A sixth amendment violation was found because the "clear effect of the court's invitation to address the jury was a waiver of the assistance of counsel. . . . While it is true that counsel was present, and in fact encouraged [Bontempo] to make the statement, this cannot relieve the [trial] court of its responsibility. The court must assure itself that the defendant himself realizes the consequences of his actions. Merely informing the defendant that the prosecutor will respond is insufficient.. . . How or why the court would have encouraged a defendant with his limited intelligence and illness to render an unprepared closing argument without review by counsel is beyond comprehension." On these grounds, the district court ordered that the state retry Bontempo or a writ of habeas corpus would issue.
At the outset, we note that the New Jersey courts have not approved the practice of allowing a represented defendant to make his own closing argument to the jury.

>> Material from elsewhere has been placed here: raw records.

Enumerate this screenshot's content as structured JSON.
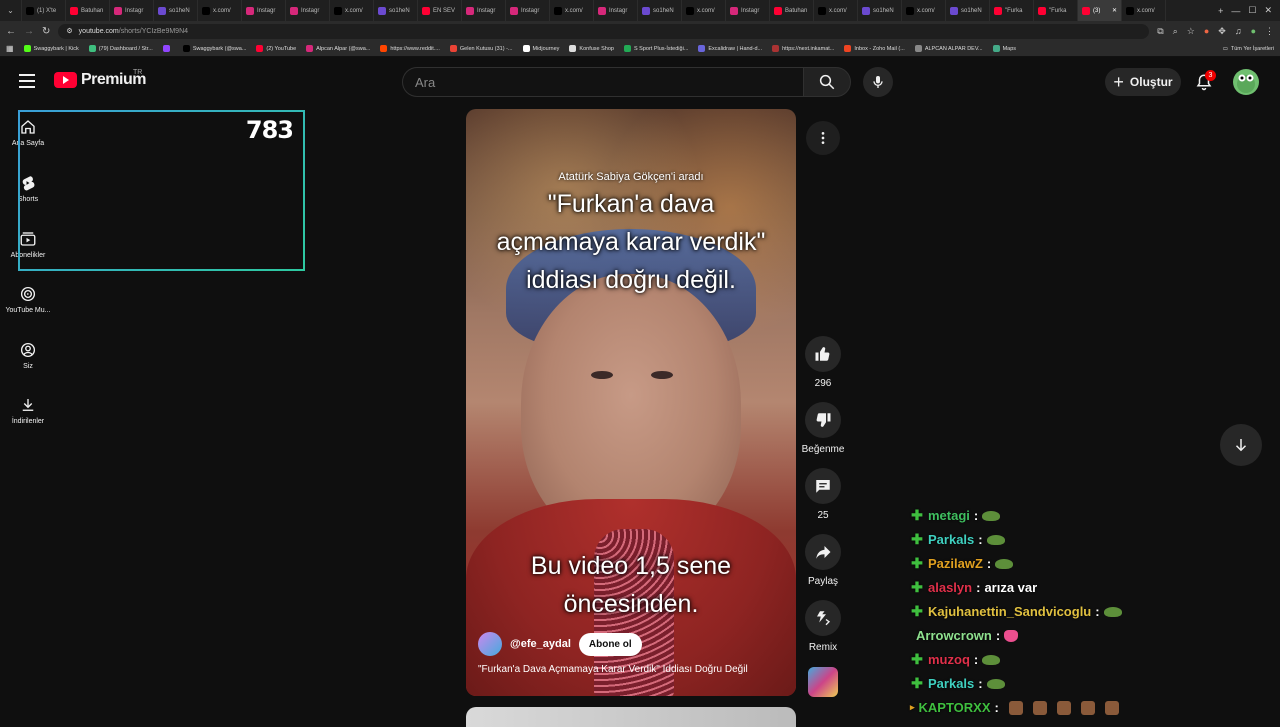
{
  "tabs": [
    {
      "label": "(1) X'te",
      "color": "#000"
    },
    {
      "label": "Batuhan",
      "color": "#ff0033"
    },
    {
      "label": "Instagr",
      "color": "#d6287a"
    },
    {
      "label": "so1heN",
      "color": "#6b4ad0"
    },
    {
      "label": "x.com/",
      "color": "#000"
    },
    {
      "label": "Instagr",
      "color": "#d6287a"
    },
    {
      "label": "Instagr",
      "color": "#d6287a"
    },
    {
      "label": "x.com/",
      "color": "#000"
    },
    {
      "label": "so1heN",
      "color": "#6b4ad0"
    },
    {
      "label": "EN SEV",
      "color": "#ff0033"
    },
    {
      "label": "Instagr",
      "color": "#d6287a"
    },
    {
      "label": "Instagr",
      "color": "#d6287a"
    },
    {
      "label": "x.com/",
      "color": "#000"
    },
    {
      "label": "Instagr",
      "color": "#d6287a"
    },
    {
      "label": "so1heN",
      "color": "#6b4ad0"
    },
    {
      "label": "x.com/",
      "color": "#000"
    },
    {
      "label": "Instagr",
      "color": "#d6287a"
    },
    {
      "label": "Batuhan",
      "color": "#ff0033"
    },
    {
      "label": "x.com/",
      "color": "#000"
    },
    {
      "label": "so1heN",
      "color": "#6b4ad0"
    },
    {
      "label": "x.com/",
      "color": "#000"
    },
    {
      "label": "so1heN",
      "color": "#6b4ad0"
    },
    {
      "label": "\"Furka",
      "color": "#ff0033"
    },
    {
      "label": "\"Furka",
      "color": "#ff0033"
    },
    {
      "label": "(3)",
      "color": "#ff0033",
      "active": true
    },
    {
      "label": "x.com/",
      "color": "#000"
    }
  ],
  "address": {
    "host": "youtube.com",
    "path": "/shorts/YCIzBe9M9N4"
  },
  "bookmarks": [
    {
      "label": "Swaggybark | Kick",
      "color": "#53fc18"
    },
    {
      "label": "(79) Dashboard / Str...",
      "color": "#3fbf7f"
    },
    {
      "label": "",
      "color": "#9146ff"
    },
    {
      "label": "Swaggybark (@swa...",
      "color": "#000"
    },
    {
      "label": "(2) YouTube",
      "color": "#ff0033"
    },
    {
      "label": "Alpcan Alpar (@swa...",
      "color": "#d6287a"
    },
    {
      "label": "https://www.reddit....",
      "color": "#ff4500"
    },
    {
      "label": "Gelen Kutusu (31) -...",
      "color": "#ea4335"
    },
    {
      "label": "Midjourney",
      "color": "#fff"
    },
    {
      "label": "Konfuse Shop",
      "color": "#ddd"
    },
    {
      "label": "S Sport Plus-İstediği...",
      "color": "#2a5"
    },
    {
      "label": "Excalidraw | Hand-d...",
      "color": "#6965db"
    },
    {
      "label": "https://next.inkamat...",
      "color": "#a33"
    },
    {
      "label": "Inbox - Zoho Mail (...",
      "color": "#e42"
    },
    {
      "label": "ALPCAN ALPAR DEV...",
      "color": "#888"
    },
    {
      "label": "Maps",
      "color": "#4a8"
    }
  ],
  "bookmarks_right": "Tüm Yer İşaretleri",
  "header": {
    "logo": "Premium",
    "region": "TR",
    "search_placeholder": "Ara",
    "create_label": "Oluştur",
    "notif_count": "3"
  },
  "sidebar": [
    {
      "label": "Ana Sayfa",
      "icon": "home-icon"
    },
    {
      "label": "Shorts",
      "icon": "shorts-icon"
    },
    {
      "label": "Abonelikler",
      "icon": "subscriptions-icon"
    },
    {
      "label": "YouTube Mu...",
      "icon": "youtube-music-icon"
    },
    {
      "label": "Siz",
      "icon": "you-icon"
    },
    {
      "label": "İndirilenler",
      "icon": "downloads-icon"
    }
  ],
  "overlay": {
    "count": "783"
  },
  "video": {
    "caption_top": "Atatürk Sabiya Gökçen'i aradı",
    "caption_main": "\"Furkan'a dava açmamaya karar verdik\" iddiası doğru değil.",
    "caption_bottom": "Bu video 1,5 sene öncesinden.",
    "channel": "@efe_aydal",
    "subscribe": "Abone ol",
    "title": "\"Furkan'a Dava Açmamaya Karar Verdik\" İddiası Doğru Değil"
  },
  "actions": {
    "likes": "296",
    "dislike": "Beğenme",
    "comments": "25",
    "share": "Paylaş",
    "remix": "Remix"
  },
  "chat": [
    {
      "user": "metagi",
      "color": "#3fbf5f",
      "msg": "",
      "emote": "frog",
      "plus": true
    },
    {
      "user": "Parkals",
      "color": "#3fd0c0",
      "msg": "",
      "emote": "frog",
      "plus": true
    },
    {
      "user": "PazilawZ",
      "color": "#e0a020",
      "msg": "",
      "emote": "frog",
      "plus": true
    },
    {
      "user": "alaslyn",
      "color": "#e0304a",
      "msg": "arıza var",
      "emote": "",
      "plus": true
    },
    {
      "user": "Kajuhanettin_Sandvicoglu",
      "color": "#e0c040",
      "msg": "",
      "emote": "frog",
      "plus": true
    },
    {
      "user": "Arrowcrown",
      "color": "#8ee08e",
      "msg": "",
      "emote": "pink",
      "plus": false
    },
    {
      "user": "muzoq",
      "color": "#e0304a",
      "msg": "",
      "emote": "frog",
      "plus": true
    },
    {
      "user": "Parkals",
      "color": "#3fd0c0",
      "msg": "",
      "emote": "frog",
      "plus": true
    },
    {
      "user": "KAPTORXX",
      "color": "#3fbf3f",
      "msg": "",
      "emote": "multi",
      "plus": false
    }
  ]
}
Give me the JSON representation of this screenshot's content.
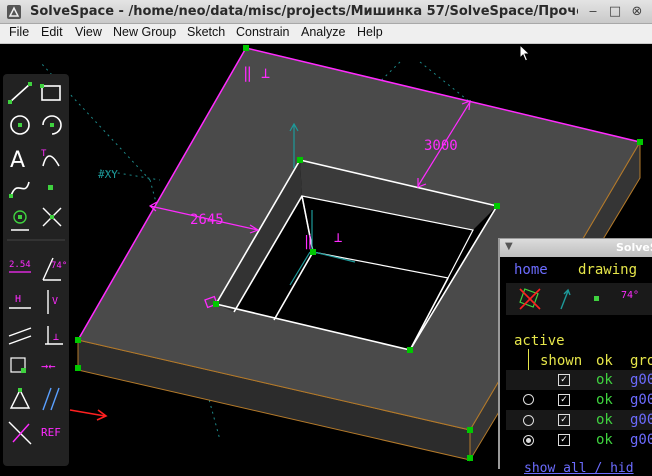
{
  "window": {
    "title": "SolveSpace - /home/neo/data/misc/projects/Мишинка 57/SolveSpace/Прочее/bug-cut/b",
    "minimize": "‒",
    "maximize": "□",
    "close": "⊗"
  },
  "menu": [
    "File",
    "Edit",
    "View",
    "New Group",
    "Sketch",
    "Constrain",
    "Analyze",
    "Help"
  ],
  "viewport": {
    "dim_top": "3000",
    "dim_left": "2645",
    "workplane_label": "#XY",
    "parallel_marks": "‖ ⊥"
  },
  "toolbar": {
    "icons": [
      "line-icon",
      "rectangle-icon",
      "circle-icon",
      "arc-icon",
      "text-icon",
      "tangent-arc-icon",
      "bezier-icon",
      "point-icon",
      "point-on-line-icon",
      "split-curves-icon",
      "distance-dimension-icon",
      "angle-dimension-icon",
      "horizontal-icon",
      "vertical-icon",
      "parallel-icon",
      "perpendicular-icon",
      "on-entity-icon",
      "symmetric-icon",
      "equal-icon",
      "other-supp-angle-icon",
      "construction-icon",
      "reference-icon"
    ],
    "dim_label": "2.54",
    "angle_label": "74°",
    "horiz_label": "H",
    "vert_label": "V",
    "ref_label": "REF"
  },
  "text_window": {
    "title": "SolveSpa",
    "nav_home": "home",
    "nav_drawing": "drawing",
    "angle": "74°",
    "active": "active",
    "col_shown": "shown",
    "col_ok": "ok",
    "col_group": "gro",
    "rows": [
      {
        "radio": "none",
        "shown": "✓",
        "ok": "ok",
        "group": "g00"
      },
      {
        "radio": "empty",
        "shown": "✓",
        "ok": "ok",
        "group": "g00"
      },
      {
        "radio": "empty",
        "shown": "✓",
        "ok": "ok",
        "group": "g00"
      },
      {
        "radio": "selected",
        "shown": "✓",
        "ok": "ok",
        "group": "g00"
      }
    ],
    "footer": "show all / hid"
  },
  "colors": {
    "face": "#4a4a4a",
    "edge": "#ffffff",
    "highlight": "#ff2bff",
    "point": "#00c800",
    "link": "#6c6cff"
  }
}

In fact, the state post-conviction court commented that "the procedure adopted by the trial judge is without precedential support and is of doubtful utility." 406 A.2d at 217. The issue before us, however, is not whether we approve of the procedure, nor whether we would permit it if the question were one within our supervisory authority over the federal trial courts within ...